Hood Excavation has been installing septic systems for over 3 decades, and we've seen and done just about everything there is to see and do on the subject. From severely sloping property to sizing large & small systems, you can leverage our experience to make sure your installation is done right.
When it comes to a septic system, most of us just want it to work so we can go back to forgetting about it. In reality, a well designed and installed system should be worry free for a long time as long as it is maintained properly.
To get a quote on a new septic system installation sized for your home or building, call Phil Hood for a free consultation.
A septic system is a waste water treatment plant, but on a much smaller scale than a city's. Septic systems are for a house, commercial building, or multifamily dwelling that isn't connected to a municipal treatment facility.
A septic system is installed with the goal of treating waste water to remove materials and bacteria before the liquid moves into the ground, & eventually the ground water supply.
The septic system generally consists of 3 main parts: the Septic Tank, Distribution Box, and the Leach Field.
The septic tank usually has 2 chambers, and its sole purpose is to separate and break-down waste. It allows solids that won't dissolve to fall to the bottom (the "sludge" layer), and floating wastes & bacteria move to the top (the "scum" layer), so the middle layer (mostly liquid) can flow through a hole with a filter and on to the next component.
During its journey through the septic tank, about 95% of human waste and toilet paper will be broken down and turned to liquid to be sent to the distribution box. The other 5% is a tarry sludge that settles to the bottom of the tank.

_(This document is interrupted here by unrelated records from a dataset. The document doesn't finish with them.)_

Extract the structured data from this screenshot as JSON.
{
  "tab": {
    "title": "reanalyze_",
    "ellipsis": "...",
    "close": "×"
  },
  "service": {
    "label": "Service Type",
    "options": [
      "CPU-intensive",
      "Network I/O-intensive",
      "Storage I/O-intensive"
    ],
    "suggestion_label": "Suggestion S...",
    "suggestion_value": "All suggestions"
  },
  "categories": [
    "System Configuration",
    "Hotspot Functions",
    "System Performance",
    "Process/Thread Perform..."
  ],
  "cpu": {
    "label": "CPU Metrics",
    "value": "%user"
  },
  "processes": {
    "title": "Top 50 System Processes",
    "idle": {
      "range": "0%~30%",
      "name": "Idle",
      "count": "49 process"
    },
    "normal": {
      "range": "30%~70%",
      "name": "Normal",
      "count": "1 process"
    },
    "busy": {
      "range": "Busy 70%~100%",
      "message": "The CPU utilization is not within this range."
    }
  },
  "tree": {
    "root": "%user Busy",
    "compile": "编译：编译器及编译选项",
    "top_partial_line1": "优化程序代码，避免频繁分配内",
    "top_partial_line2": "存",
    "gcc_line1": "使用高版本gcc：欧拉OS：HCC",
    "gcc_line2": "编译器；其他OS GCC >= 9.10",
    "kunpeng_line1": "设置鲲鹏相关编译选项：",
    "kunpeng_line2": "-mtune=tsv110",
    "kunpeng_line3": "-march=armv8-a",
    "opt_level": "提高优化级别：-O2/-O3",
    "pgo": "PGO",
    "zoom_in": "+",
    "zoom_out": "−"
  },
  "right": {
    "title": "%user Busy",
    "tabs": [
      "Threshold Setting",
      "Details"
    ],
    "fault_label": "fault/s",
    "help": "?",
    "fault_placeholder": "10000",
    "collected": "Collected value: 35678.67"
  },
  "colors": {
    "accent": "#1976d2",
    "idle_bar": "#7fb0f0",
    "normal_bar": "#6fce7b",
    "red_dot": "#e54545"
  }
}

The sludge layer will build up over time and should be pumped out every 3 - 4 years. Otherwise there will be less room for wastewater to separate and break down, which means it will move through the tank too quickly, and start clogging the leach field with sludge. This eventually ruins the system if left unchecked, and is an expensive repair.
The second component is the distribution box. It sits between the septic tank and leach field to help ensure that separated wastewater is evenly sent to each leach field chamber, so as not to overload any one.
The leach field is a series of chambers with open bottoms that provide enough surface area for the separated waste water to come into contact with the ground and "leach" through it, allowing soil and microbes to remove and break-down those ingredients which we don't want to enter our water table.
Waste water that enters a septic system includes waste from toilets, drain water from sinks, baths, dishwashers, clothes washing machines, and garbage disposals.
Today's sanitation standards consider any water that touches the skin as wastewater, and must be treated.
We sell and install the AdvanTex® Wastewater Treatment Systems for customers who do not have enough room on their property to install a traditional leach bed. These models are efficient, technologically advanced, ecologically sound, compact, and "smart" (meaning they offer the ability to email the owner with status updates and alarms).
In some parts of our service area the water table is too high to bury a series of traditional leach field chambers. They would become water-logged and not work correctly.
In this situation a Mound System will be built, which adds a mound of soil, sand, & crushed rock on top of the ground. Wastewater from the septic tank is pumped up to the top of the mound and it filters down through the materials. The point is to add an environmentally safe amount of filtering distance between where the effluent (wastewater) starts percolating through the soil and the groundwater supply.
The Art of a Well Dug Hole.
Septic System Work: Placing the Leach Field Chambers.
Backfilling a Septic Tank & Leach Bed with Pump Indicator Light
More detail provided on the Services page.
Questions? call Phil Hood.